• **What you have to do**
Every line of the data that contains the string "dict" must be copied.

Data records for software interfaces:

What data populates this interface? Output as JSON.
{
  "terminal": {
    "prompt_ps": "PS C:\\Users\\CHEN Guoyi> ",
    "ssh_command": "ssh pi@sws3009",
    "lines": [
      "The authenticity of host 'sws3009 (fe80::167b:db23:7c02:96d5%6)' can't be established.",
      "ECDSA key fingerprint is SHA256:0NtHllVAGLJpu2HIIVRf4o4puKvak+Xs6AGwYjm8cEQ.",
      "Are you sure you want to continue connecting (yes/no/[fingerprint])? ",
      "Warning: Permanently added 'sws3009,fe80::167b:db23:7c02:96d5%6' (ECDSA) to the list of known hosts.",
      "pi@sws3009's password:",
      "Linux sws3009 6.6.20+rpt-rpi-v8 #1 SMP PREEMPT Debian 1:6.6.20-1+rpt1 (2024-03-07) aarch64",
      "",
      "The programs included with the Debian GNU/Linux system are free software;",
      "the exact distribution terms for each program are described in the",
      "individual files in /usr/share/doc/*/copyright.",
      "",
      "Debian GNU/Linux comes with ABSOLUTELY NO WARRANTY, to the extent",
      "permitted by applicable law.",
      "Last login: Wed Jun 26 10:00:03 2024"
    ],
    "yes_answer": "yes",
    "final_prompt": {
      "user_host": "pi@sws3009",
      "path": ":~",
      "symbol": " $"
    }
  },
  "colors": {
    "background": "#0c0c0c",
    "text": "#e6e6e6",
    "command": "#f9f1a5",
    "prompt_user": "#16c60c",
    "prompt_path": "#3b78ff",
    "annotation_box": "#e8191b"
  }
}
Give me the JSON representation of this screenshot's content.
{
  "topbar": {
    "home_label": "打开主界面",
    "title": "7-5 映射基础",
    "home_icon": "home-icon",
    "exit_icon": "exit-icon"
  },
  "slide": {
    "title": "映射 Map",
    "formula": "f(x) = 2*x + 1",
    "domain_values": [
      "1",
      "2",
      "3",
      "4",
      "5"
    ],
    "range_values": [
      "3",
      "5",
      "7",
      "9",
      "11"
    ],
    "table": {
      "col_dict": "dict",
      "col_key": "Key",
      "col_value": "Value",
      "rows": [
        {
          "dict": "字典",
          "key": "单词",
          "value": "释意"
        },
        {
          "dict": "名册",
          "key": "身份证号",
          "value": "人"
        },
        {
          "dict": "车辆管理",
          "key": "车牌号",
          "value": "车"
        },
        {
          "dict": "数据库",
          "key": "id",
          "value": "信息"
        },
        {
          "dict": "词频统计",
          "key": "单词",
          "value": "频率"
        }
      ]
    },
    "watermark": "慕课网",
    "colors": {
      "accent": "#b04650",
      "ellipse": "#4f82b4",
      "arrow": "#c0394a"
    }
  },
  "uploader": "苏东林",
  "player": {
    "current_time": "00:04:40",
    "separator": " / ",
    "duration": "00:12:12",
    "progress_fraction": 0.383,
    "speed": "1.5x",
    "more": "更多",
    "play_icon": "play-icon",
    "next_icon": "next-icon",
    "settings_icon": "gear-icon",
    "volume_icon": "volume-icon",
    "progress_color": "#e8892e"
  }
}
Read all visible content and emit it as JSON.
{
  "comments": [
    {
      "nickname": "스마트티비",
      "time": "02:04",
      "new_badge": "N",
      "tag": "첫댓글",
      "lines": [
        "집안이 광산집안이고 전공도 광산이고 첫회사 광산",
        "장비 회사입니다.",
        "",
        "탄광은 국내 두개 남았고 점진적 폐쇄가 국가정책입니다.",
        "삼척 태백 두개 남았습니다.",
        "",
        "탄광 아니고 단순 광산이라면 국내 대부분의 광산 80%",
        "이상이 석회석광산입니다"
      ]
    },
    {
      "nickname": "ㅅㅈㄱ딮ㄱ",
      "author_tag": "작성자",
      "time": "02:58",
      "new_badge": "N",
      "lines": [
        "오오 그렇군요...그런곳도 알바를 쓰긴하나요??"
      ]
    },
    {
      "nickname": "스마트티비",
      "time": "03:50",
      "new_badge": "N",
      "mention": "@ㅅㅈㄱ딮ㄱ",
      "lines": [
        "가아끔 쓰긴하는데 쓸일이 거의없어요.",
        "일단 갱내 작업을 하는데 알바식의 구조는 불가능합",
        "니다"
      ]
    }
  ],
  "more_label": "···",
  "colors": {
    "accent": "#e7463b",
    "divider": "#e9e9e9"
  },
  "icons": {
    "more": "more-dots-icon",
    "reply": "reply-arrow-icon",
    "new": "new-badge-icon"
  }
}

• **Result of this exercise**
      "col_dict": "dict",
          "dict": "字典",
          "dict": "名册",
          "dict": "车辆管理",
          "dict": "数据库",
          "dict": "词频统计",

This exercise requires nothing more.